* **Task prompt**
Give back all of the data unchanged. Keep every word as it is.

* **Material for the task**

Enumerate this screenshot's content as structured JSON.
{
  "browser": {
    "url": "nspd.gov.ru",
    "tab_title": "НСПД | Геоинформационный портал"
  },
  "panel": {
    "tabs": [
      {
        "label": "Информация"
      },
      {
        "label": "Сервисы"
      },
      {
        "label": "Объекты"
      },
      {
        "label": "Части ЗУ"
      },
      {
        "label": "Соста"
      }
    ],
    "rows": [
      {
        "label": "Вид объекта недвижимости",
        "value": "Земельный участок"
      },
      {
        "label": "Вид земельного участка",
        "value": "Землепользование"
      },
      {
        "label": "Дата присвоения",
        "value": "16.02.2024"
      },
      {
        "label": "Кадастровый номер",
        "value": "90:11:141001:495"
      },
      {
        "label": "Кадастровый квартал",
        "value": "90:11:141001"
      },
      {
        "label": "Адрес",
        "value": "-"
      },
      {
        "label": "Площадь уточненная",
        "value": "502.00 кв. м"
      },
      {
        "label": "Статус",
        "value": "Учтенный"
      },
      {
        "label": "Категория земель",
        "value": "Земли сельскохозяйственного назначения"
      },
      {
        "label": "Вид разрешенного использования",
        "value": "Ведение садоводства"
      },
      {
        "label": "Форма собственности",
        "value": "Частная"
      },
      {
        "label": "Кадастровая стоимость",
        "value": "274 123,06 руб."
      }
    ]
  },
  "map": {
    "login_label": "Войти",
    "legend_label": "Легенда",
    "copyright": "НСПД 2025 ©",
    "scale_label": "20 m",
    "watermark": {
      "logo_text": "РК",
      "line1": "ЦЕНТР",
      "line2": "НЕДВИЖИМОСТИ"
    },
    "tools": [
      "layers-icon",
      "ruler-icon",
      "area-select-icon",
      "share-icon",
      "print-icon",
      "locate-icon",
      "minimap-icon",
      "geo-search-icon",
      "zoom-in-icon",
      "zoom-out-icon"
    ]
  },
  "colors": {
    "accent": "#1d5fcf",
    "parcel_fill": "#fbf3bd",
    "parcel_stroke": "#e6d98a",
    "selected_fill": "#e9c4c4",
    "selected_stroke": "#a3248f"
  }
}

* **Exercise answer**
Enumerate this screenshot's content as structured JSON.
{
  "browser": {
    "url": "nspd.gov.ru",
    "tab_title": "НСПД | Геоинформационный портал"
  },
  "panel": {
    "tabs": [
      {
        "label": "Информация"
      },
      {
        "label": "Сервисы"
      },
      {
        "label": "Объекты"
      },
      {
        "label": "Части ЗУ"
      },
      {
        "label": "Соста"
      }
    ],
    "rows": [
      {
        "label": "Вид объекта недвижимости",
        "value": "Земельный участок"
      },
      {
        "label": "Вид земельного участка",
        "value": "Землепользование"
      },
      {
        "label": "Дата присвоения",
        "value": "16.02.2024"
      },
      {
        "label": "Кадастровый номер",
        "value": "90:11:141001:495"
      },
      {
        "label": "Кадастровый квартал",
        "value": "90:11:141001"
      },
      {
        "label": "Адрес",
        "value": "-"
      },
      {
        "label": "Площадь уточненная",
        "value": "502.00 кв. м"
      },
      {
        "label": "Статус",
        "value": "Учтенный"
      },
      {
        "label": "Категория земель",
        "value": "Земли сельскохозяйственного назначения"
      },
      {
        "label": "Вид разрешенного использования",
        "value": "Ведение садоводства"
      },
      {
        "label": "Форма собственности",
        "value": "Частная"
      },
      {
        "label": "Кадастровая стоимость",
        "value": "274 123,06 руб."
      }
    ]
  },
  "map": {
    "login_label": "Войти",
    "legend_label": "Легенда",
    "copyright": "НСПД 2025 ©",
    "scale_label": "20 m",
    "watermark": {
      "logo_text": "РК",
      "line1": "ЦЕНТР",
      "line2": "НЕДВИЖИМОСТИ"
    },
    "tools": [
      "layers-icon",
      "ruler-icon",
      "area-select-icon",
      "share-icon",
      "print-icon",
      "locate-icon",
      "minimap-icon",
      "geo-search-icon",
      "zoom-in-icon",
      "zoom-out-icon"
    ]
  },
  "colors": {
    "accent": "#1d5fcf",
    "parcel_fill": "#fbf3bd",
    "parcel_stroke": "#e6d98a",
    "selected_fill": "#e9c4c4",
    "selected_stroke": "#a3248f"
  }
}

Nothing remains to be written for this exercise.